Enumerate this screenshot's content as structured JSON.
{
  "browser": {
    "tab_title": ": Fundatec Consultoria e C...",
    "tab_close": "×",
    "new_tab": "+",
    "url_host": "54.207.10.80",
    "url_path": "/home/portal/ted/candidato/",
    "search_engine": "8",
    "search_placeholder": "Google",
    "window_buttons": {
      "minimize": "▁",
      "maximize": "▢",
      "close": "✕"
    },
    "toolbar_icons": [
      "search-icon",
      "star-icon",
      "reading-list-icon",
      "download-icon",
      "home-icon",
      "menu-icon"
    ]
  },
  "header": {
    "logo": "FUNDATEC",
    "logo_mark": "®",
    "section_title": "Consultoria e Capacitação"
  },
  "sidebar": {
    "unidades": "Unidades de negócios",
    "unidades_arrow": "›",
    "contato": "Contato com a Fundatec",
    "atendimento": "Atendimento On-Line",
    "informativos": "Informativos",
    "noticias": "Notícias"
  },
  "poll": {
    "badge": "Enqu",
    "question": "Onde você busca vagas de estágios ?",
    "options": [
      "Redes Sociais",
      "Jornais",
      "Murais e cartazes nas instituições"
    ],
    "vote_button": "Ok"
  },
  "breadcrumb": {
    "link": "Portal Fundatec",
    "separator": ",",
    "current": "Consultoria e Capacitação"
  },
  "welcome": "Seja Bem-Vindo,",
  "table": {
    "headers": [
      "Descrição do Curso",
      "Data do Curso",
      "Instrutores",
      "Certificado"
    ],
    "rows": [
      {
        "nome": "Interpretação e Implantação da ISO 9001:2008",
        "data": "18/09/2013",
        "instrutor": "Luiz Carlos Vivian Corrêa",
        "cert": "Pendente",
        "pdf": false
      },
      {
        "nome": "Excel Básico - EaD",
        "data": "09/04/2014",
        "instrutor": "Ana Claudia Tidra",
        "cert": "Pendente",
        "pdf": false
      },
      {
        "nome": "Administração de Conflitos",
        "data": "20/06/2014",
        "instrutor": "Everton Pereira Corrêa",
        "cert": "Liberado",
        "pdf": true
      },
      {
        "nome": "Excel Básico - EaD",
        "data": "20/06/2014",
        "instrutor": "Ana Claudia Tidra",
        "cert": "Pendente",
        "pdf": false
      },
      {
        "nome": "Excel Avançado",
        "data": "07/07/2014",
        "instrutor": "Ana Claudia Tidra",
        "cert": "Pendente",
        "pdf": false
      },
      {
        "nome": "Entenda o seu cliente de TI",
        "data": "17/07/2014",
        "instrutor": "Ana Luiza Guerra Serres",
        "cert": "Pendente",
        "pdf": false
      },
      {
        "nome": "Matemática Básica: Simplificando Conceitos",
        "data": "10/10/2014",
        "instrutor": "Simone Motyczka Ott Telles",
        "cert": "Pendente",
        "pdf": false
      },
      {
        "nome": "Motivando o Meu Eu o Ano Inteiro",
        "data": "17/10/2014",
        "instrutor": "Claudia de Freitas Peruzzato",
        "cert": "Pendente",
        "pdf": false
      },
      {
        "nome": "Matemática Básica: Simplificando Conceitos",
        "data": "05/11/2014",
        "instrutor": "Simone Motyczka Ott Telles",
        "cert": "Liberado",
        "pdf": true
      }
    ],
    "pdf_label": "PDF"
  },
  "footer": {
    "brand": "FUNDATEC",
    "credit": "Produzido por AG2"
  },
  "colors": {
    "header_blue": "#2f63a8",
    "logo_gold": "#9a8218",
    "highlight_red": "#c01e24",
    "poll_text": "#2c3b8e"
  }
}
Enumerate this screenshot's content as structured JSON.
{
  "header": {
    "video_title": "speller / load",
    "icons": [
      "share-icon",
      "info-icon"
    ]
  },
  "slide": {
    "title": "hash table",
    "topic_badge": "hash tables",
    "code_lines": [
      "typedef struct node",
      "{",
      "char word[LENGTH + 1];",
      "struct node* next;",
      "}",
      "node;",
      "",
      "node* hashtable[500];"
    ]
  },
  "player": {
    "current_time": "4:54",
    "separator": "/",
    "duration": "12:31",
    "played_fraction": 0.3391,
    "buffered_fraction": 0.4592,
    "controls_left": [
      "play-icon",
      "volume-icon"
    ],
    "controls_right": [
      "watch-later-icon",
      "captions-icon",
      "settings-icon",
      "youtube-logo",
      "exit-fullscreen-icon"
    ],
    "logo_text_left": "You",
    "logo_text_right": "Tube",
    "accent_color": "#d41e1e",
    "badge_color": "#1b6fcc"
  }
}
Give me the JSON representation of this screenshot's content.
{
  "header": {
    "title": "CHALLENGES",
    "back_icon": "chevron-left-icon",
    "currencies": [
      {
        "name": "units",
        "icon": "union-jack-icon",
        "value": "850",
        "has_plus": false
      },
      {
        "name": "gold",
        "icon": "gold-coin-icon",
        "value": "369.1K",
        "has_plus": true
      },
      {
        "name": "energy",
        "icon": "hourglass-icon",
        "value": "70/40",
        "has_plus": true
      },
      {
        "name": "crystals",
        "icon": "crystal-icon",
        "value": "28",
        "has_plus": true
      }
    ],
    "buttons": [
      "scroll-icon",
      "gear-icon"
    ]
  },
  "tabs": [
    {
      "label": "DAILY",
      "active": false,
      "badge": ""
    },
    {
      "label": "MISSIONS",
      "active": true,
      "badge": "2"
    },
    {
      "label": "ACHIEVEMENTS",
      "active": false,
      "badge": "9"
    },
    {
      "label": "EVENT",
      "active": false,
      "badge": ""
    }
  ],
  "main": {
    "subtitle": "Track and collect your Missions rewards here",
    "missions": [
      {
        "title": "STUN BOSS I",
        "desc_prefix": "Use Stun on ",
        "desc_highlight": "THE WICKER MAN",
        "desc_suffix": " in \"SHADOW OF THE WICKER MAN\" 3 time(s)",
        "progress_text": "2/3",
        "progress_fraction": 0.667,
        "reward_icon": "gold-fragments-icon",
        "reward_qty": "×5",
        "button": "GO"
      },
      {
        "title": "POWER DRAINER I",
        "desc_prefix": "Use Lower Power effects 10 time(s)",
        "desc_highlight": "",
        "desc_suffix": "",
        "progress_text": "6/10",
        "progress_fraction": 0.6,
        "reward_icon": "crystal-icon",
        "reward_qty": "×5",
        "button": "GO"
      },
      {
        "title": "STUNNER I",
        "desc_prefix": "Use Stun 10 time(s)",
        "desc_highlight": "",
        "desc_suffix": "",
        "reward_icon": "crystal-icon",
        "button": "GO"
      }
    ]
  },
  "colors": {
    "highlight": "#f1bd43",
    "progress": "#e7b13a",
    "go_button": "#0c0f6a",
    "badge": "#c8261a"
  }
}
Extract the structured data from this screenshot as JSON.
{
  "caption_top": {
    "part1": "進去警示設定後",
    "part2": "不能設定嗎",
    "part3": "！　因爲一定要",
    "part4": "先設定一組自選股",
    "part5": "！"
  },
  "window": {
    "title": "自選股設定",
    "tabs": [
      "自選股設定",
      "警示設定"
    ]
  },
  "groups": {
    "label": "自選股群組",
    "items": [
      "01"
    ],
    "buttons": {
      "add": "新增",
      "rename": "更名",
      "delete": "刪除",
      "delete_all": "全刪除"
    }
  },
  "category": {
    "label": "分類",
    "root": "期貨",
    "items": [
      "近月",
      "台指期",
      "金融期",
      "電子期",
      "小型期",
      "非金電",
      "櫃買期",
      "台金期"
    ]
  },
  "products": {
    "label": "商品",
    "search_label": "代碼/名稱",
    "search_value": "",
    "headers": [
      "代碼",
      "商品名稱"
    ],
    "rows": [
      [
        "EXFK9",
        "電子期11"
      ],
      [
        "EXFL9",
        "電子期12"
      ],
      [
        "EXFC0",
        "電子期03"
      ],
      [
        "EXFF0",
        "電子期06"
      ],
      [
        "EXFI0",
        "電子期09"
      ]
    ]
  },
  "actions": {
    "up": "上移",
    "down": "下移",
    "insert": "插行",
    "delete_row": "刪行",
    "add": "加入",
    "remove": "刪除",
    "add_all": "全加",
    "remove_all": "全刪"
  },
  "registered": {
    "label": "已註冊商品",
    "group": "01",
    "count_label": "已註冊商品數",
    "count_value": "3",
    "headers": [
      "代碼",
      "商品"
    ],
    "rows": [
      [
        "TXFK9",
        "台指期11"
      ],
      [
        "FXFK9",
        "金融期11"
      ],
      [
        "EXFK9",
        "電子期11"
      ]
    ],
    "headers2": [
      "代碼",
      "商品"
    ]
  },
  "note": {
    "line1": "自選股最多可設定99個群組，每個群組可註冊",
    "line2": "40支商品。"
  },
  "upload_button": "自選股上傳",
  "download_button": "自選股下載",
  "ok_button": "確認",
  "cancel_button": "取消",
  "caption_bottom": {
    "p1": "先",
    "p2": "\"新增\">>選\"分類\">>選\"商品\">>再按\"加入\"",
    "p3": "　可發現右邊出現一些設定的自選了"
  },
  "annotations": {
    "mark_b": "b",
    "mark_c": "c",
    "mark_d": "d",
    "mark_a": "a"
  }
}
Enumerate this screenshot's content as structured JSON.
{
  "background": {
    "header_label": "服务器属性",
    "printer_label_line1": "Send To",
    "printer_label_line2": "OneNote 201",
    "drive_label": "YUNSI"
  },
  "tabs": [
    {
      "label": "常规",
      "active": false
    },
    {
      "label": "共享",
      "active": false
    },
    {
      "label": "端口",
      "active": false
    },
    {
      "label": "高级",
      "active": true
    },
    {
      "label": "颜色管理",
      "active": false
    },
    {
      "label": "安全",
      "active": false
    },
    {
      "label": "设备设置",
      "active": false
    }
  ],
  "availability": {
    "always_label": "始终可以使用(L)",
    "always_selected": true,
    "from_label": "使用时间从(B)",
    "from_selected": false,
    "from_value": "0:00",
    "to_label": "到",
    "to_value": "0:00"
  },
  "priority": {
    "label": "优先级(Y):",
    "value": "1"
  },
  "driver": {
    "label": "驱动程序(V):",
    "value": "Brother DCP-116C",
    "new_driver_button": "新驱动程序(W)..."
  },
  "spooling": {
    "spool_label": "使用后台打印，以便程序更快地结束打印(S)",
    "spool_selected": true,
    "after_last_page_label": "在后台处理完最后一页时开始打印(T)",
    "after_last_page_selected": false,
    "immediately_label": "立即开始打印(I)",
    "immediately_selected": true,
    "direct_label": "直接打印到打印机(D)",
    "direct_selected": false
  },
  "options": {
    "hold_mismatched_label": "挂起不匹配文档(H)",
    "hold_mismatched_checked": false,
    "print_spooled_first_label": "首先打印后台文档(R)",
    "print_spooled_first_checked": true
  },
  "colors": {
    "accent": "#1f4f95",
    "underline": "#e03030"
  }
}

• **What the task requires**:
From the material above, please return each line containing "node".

• **Reply to the task**:
      "typedef struct node",
      "struct node* next;",
      "node;",
      "node* hashtable[500];"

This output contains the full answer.